Wildfires are fires that burn vegetation, such as grass, heather, woodland, crops and scrubland. While wildfires tend to be more common in the Spring and Summer, they can occur at any time of year.
Some wildfires start as the result of natural causes, such as lightning strikes. However, the majority of wildfires in Northumberland and across the UK are started by human actions such as smouldering BBQs, campfires and open fires, discarded litter on the ground, the loss of control of controlled burning, and arson.
Northumberland Fire and Rescue Service and our partner agencies sometimes need to mobilise significant resources to bring wildfires under control. There have been numerous wildfires in recent years in Northumberland and these have burned for anywhere between a few hours to more than one month.
Wildfires can be extremely dangerous, challenging to extinguish and can cause significant damage and disruption to our outdoor environment.
The Met Office climate projections for the UK indicate significant temperature rises in the decades ahead for both winter and summer. Extreme weather is predicted to increase in frequency and intensity, leading to the potential of more frequent and damaging wildfires.
Wildfire damage at Kyloe Woods in Northumberland in June 2021.
What can I do about wildfires?
We all have a responsibility to protect our countryside and open spaces for current and future generations. Everyone can play an important part in helping to prevent wildfires from starting in the first place.
When you use or visit the countryside, always follow the Countryside Code. It includes the rules you must follow when you’re enjoying parks and waterways, coast and countryside:
extinguish all campfires and barbecues properly
dispose of all smoking material properly, ensuring it is completely extinguished
take any litter home with you
clear away any bottles, glasses and any unbroken glass – magnification from sun rays could cause a fire
leave campfires or barbecues unattended and always extinguish them properly after use
dispose of hot ash from campfires or barbeques as this can cause fires. Wait for ash to cool before disposal.
light a campfire or barbecue if you have seen an extreme fire risk notice
use a flying lantern (also known as Chinese, wish or sky lantern)
If you see a fire in the countryside, call 999 immediately.
You must follow the signs in the countryside that tell you where you can go and who can use the right of way.
If you undertake controlled/prescribed burning to manage your land, always follow the Heather and Grass Burning Rules and Heather and Grass etc. Burning Regulations 2021. You should also always follow the Heather and Grass Burning Code.
If you think your site or land is at higher risk of wildfire, please contact us and we can give you some advice.
Everyone can play their part in helping to prevent wildfires. Please follow our fire safety advice when you are outdoors and if you see an extreme fire risk sign in the countryside, please be especially careful and do not start any fires.
What are we doing about wildfires?
Wildfires tend to occur during the warmer and drier periods of the year, but we work all year round to help protect our communities from wildfires:
We have specialist wildfire equipment and deliver specialist wildfire training to all our firefighters.
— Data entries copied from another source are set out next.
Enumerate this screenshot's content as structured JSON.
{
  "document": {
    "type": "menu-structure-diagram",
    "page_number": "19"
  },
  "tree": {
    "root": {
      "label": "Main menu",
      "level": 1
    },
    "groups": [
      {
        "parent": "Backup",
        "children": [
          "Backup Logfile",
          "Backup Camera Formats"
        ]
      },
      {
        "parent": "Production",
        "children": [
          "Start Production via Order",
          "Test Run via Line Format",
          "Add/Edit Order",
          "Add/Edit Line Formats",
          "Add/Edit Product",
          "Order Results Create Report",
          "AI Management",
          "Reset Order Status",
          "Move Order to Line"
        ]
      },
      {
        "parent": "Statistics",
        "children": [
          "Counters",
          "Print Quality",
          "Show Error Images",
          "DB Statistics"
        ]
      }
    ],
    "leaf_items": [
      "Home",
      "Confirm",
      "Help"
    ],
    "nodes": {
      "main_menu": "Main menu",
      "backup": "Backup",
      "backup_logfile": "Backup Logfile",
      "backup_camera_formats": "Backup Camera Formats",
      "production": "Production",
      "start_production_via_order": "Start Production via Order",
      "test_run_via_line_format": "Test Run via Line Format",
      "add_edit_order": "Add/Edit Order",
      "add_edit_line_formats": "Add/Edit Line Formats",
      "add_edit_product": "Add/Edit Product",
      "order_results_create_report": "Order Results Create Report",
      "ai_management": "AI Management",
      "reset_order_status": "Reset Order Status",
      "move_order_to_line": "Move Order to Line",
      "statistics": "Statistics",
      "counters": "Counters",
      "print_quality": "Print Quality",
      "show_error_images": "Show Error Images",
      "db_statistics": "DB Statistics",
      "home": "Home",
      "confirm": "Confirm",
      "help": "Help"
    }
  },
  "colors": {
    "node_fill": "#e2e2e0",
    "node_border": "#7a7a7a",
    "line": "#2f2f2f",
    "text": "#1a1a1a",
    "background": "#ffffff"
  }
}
We also deliver wildfire training to other fire and rescue services and organisations.
We have created Wildfire Hub Stations at Bellingham, Rothbury, Wooler and Haltwhistle. Firefighters on these stations receive a higher level of wildfire training and have additional wildfire equipment, because most of our wildfires tend to happen within these station areas.
We have formed a specialist group of Wildfire Support Officers and National Wildfire Tactical Advisors who are deployed to large and complex wildfire incidents to provide specialist tactical advice.
We are never standing still and are always looking to improve how we prevent, prepare for and respond to wildfire. To help us do this, we work with a wide range of partners at local, national and international level to help improve our knowledge, understanding of wildfire issues.
For example, Chief Fire Officer Paul Hedley is currently the lead officer for wildfire in the UK for the National Fire Chief’s Council (NFCC). Our Wildfire Team also actively supports and contributes to the work of the Northumberland Fire Group and the England and Wales Wildfire Forum.
This partnership working is key to continually improving cooperation, understanding, and awareness about wildfires.
Our wildfire training helps keep people safer and better equipped to respond to wildfires - find out more below: